2 Corinthians 12:11-21.
Someone seeing lots of miracles in their ministry could be in danger of getting swollen-headed. Okay, that shouldn’t happen, but it does. As John Lancaster pointed out in a recent message given at the ‘King’s Church’, Boston Spa, and based on Luke 5:1-11, the disciples’ fishing success nearly shipwrecked them! Pastor Lancaster was saying that this can happen in Christian ministry. So it’s interesting that right next door to the mention of ‘’signs, wonders and miracles’’ (12) there comes a line where Paul says ‘’even though I am nothing.’’ (11). It seems to me that the more humble you are, the more useable (to God) you are. As we have seen, Paul revelled in the things that made him weak, because they caused Him to cling to God for strength. Paul’s ministry called for ‘’great perseverance‘’ (12). In this there is a delicate balance of power and perseverance. There was a mixture of the spectacular and the mundane, ordinary, doggedly toughing it out through extraordinarily difficult experiences. Paul knew well the terrain of the mountain top and the valley and accepted both as part of normal Christian experience. If you are following Christ you will always need endurance. (It was another mark of Paul’s extraordinary humility that he did not burden this church by requiring from them the financial support that was his right as an apostle.) The Corinthians should have honoured Paul as the ‘real deal’, when they saw his ministry divinely authenticated, as it so obviously was (12), and not have been duped by the so-called ‘’super-apostles’’ (11).
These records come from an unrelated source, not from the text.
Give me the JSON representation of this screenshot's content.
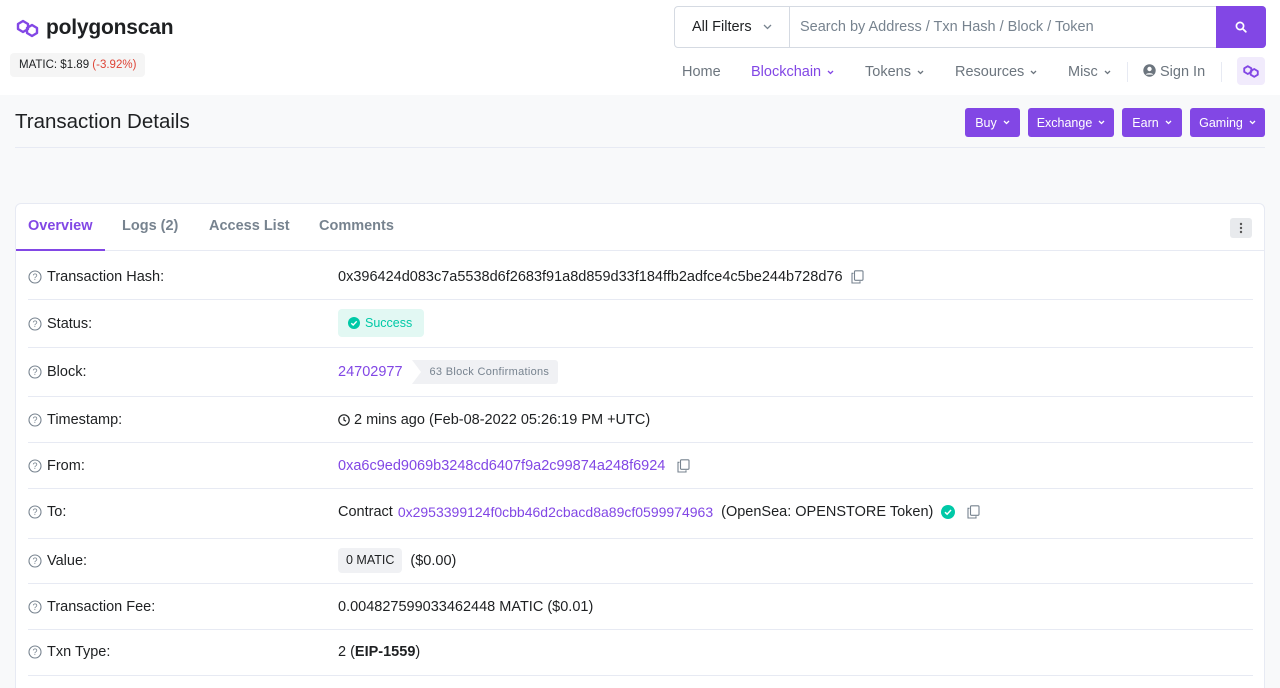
{
  "header": {
    "logo_text": "polygonscan",
    "price": {
      "label": "MATIC: $1.89",
      "change": "(-3.92%)"
    },
    "search": {
      "filter": "All Filters",
      "placeholder": "Search by Address / Txn Hash / Block / Token"
    },
    "nav": [
      {
        "label": "Home"
      },
      {
        "label": "Blockchain"
      },
      {
        "label": "Tokens"
      },
      {
        "label": "Resources"
      },
      {
        "label": "Misc"
      },
      {
        "label": "Sign In"
      }
    ]
  },
  "page": {
    "title": "Transaction Details",
    "ad_buttons": [
      "Buy",
      "Exchange",
      "Earn",
      "Gaming"
    ]
  },
  "tabs": [
    "Overview",
    "Logs (2)",
    "Access List",
    "Comments"
  ],
  "details": {
    "hash": {
      "label": "Transaction Hash:",
      "value": "0x396424d083c7a5538d6f2683f91a8d859d33f184ffb2adfce4c5be244b728d76"
    },
    "status": {
      "label": "Status:",
      "value": "Success"
    },
    "block": {
      "label": "Block:",
      "value": "24702977",
      "confirmations": "63 Block Confirmations"
    },
    "timestamp": {
      "label": "Timestamp:",
      "value": "2 mins ago (Feb-08-2022 05:26:19 PM +UTC)"
    },
    "from": {
      "label": "From:",
      "value": "0xa6c9ed9069b3248cd6407f9a2c99874a248f6924"
    },
    "to": {
      "label": "To:",
      "prefix": "Contract",
      "address": "0x2953399124f0cbb46d2cbacd8a89cf0599974963",
      "name": "(OpenSea: OPENSTORE Token)"
    },
    "value": {
      "label": "Value:",
      "amount": "0 MATIC",
      "usd": "($0.00)"
    },
    "fee": {
      "label": "Transaction Fee:",
      "value": "0.004827599033462448 MATIC ($0.01)"
    },
    "txn_type": {
      "label": "Txn Type:",
      "prefix": "2 (",
      "bold": "EIP-1559",
      "suffix": ")"
    }
  },
  "colors": {
    "accent": "#8247e5",
    "success": "#00c9a7",
    "negative": "#de4437"
  }
}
Paul saw himself as a spiritual parent (14-17). As such, he didn’t expect his ‘children’ to take care of him. It was the other way round. Neither he, nor any of the men he sent to them, such as Titus, had exploited them. But the false apostles were fleecing them, yet they were quite willing to follow these brash talking men. ‘’ I have no interest in what you have-only in you. Children shouldn’t have to look out for their parents; parents look out for the children. I’d be most happy to empty my pockets, even mortgage my life, for your good.’’ The Message. Verse 15 expresses the heart of authentic spiritual leadership, and everyone involved in shepherding the flock of God will surely want to measure themselves against these words. They are deeply challenging. Every ‘good’ shepherd who wants to follow the Good Shepherd will give his life for the sheep. There are many ways in which this can be done. Alongside this deep love for the church at Corinth, there also went a fear of what he might find when he got to them (20, 21). Love for the sheep will always mean a hatred of the sin that stains and ruins their lives, and engender a desire to separate them from it.
Above everything, Paul was aware of living his life and conducting his ministry in the sight of God. It was not men’s judgment he feared, but it was the Lord’s approval he sought (19, 20). Again, the twentieth verse expresses how much Paul lived for others. ‘’I hope you don’t think that all along we’ve been making our defence before you, the jury. You’re not the jury; God is the jury – God revealed in Christ – and we make our case before him. And we’ve gone to all the trouble of supporting ourselves so that we won’t be in the way or get in the way of your growing up.’’ The Message.
Billy Graham once said that the smallest parcel he ever saw was ‘a man wrapped up in himself!’ Paul was not that man!!
Prayer: Help me to always walk humbly with you, my God; to persevere through difficulties; to know your power in weakness; and always put others before myself.